═════ DATASET CONTENT

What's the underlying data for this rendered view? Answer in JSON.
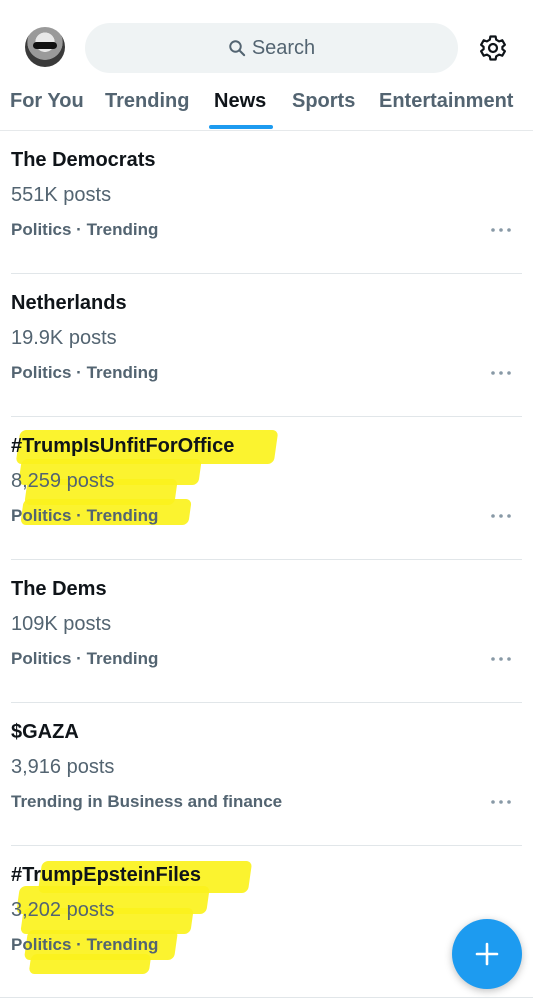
{
  "header": {
    "avatar_icon": "user-avatar",
    "search_placeholder": "Search",
    "search_icon": "search-icon",
    "settings_icon": "gear-icon"
  },
  "tabs": [
    {
      "label": "For You",
      "active": false
    },
    {
      "label": "Trending",
      "active": false
    },
    {
      "label": "News",
      "active": true
    },
    {
      "label": "Sports",
      "active": false
    },
    {
      "label": "Entertainment",
      "active": false
    }
  ],
  "trends": [
    {
      "title": "The Democrats",
      "count": "551K posts",
      "category": "Politics · Trending",
      "highlighted": false
    },
    {
      "title": "Netherlands",
      "count": "19.9K posts",
      "category": "Politics · Trending",
      "highlighted": false
    },
    {
      "title": "#TrumpIsUnfitForOffice",
      "count": "8,259 posts",
      "category": "Politics · Trending",
      "highlighted": true
    },
    {
      "title": "The Dems",
      "count": "109K posts",
      "category": "Politics · Trending",
      "highlighted": false
    },
    {
      "title": "$GAZA",
      "count": "3,916 posts",
      "category": "Trending in Business and finance",
      "highlighted": false
    },
    {
      "title": "#TrumpEpsteinFiles",
      "count": "3,202 posts",
      "category": "Politics · Trending",
      "highlighted": true
    }
  ],
  "fab": {
    "icon": "plus-icon"
  },
  "colors": {
    "accent": "#1d9bf0",
    "highlight": "#fbf21d",
    "secondary_text": "#536471"
  }
}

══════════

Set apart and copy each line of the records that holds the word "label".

      "label": "For You",
      "label": "Trending",
      "label": "News",
      "label": "Sports",
      "label": "Entertainment",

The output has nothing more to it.